- _What this task involves_: When the string "name" occurs in a line of the listing below, return that line.

════════════════════

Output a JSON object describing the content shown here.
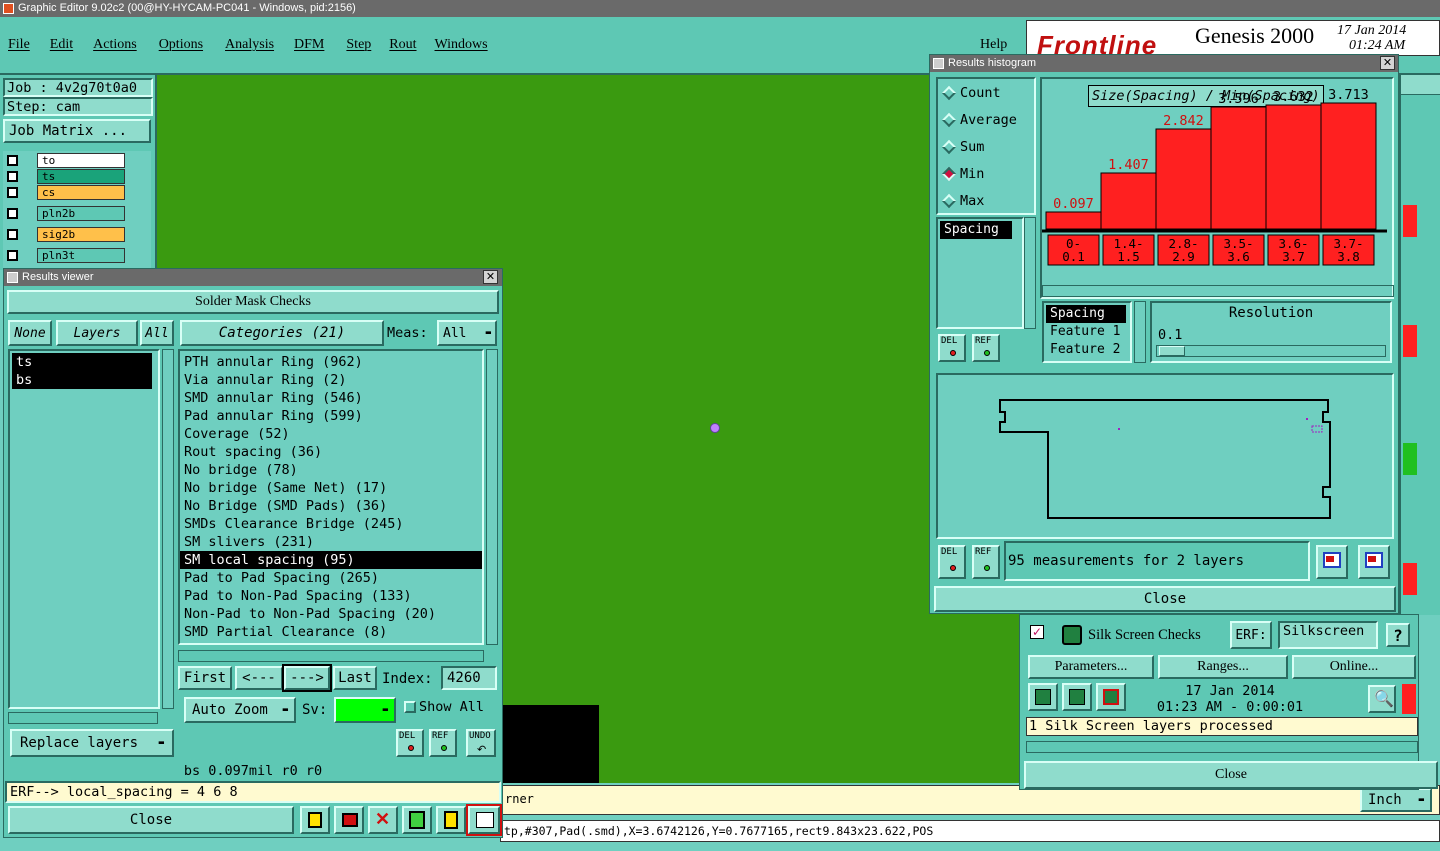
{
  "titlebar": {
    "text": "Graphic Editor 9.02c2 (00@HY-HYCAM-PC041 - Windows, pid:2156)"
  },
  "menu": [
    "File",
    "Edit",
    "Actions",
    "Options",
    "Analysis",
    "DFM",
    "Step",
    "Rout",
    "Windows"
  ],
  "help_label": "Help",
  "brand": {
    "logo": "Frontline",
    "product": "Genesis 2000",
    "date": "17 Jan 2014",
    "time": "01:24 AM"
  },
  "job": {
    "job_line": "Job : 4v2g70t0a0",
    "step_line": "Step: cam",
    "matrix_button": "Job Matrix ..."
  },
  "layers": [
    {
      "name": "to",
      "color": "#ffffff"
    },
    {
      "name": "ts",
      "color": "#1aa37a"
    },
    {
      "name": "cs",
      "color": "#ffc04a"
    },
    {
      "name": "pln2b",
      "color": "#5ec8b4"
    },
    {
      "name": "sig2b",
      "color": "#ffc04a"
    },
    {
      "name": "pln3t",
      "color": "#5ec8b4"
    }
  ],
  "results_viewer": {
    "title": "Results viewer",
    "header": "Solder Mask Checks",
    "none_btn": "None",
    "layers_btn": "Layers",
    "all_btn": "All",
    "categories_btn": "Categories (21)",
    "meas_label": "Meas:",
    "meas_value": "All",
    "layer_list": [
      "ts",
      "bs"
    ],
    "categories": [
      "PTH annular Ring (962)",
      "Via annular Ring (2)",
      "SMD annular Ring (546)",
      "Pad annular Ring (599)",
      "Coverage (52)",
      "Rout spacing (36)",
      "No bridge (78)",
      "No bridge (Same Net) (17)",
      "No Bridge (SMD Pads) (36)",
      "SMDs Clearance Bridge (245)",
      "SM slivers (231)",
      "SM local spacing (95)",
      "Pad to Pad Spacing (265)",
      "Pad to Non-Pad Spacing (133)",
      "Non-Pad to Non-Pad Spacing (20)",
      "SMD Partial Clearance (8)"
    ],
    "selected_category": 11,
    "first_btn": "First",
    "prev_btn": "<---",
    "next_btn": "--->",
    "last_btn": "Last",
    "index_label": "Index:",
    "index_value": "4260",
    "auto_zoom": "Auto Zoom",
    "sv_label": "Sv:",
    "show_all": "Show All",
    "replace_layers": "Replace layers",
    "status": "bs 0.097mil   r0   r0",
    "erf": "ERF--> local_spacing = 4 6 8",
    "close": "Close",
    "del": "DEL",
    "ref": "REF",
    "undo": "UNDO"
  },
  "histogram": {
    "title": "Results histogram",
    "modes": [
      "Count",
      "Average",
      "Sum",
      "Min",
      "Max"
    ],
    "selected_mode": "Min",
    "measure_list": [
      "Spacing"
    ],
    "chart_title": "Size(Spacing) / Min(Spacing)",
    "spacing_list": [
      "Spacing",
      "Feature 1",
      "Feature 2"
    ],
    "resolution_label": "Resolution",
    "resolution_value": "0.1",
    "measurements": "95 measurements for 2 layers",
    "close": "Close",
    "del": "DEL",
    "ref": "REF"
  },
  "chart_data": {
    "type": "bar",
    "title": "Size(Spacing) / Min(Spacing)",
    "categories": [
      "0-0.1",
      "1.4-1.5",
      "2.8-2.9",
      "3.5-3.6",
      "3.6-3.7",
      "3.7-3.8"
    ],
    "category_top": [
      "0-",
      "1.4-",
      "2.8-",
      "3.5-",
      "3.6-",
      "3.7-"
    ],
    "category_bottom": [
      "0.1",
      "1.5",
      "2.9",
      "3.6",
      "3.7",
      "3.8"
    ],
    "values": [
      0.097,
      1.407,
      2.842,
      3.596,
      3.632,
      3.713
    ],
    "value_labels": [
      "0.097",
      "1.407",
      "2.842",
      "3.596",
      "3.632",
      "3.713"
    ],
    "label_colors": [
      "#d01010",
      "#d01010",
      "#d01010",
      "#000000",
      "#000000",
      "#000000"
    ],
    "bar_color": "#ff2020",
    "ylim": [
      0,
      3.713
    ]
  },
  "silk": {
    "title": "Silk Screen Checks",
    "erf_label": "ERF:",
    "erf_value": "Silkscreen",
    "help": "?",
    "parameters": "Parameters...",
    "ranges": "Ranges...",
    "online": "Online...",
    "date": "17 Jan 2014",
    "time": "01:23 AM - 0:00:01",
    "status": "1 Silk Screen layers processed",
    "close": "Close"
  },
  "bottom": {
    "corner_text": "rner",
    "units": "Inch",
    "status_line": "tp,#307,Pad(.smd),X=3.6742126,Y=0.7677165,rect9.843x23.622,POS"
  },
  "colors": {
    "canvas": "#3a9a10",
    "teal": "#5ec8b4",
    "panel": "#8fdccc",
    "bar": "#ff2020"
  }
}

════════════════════

- _Worked solution_:
      "name": "to",
      "name": "ts",
      "name": "cs",
      "name": "pln2b",
      "name": "sig2b",
      "name": "pln3t",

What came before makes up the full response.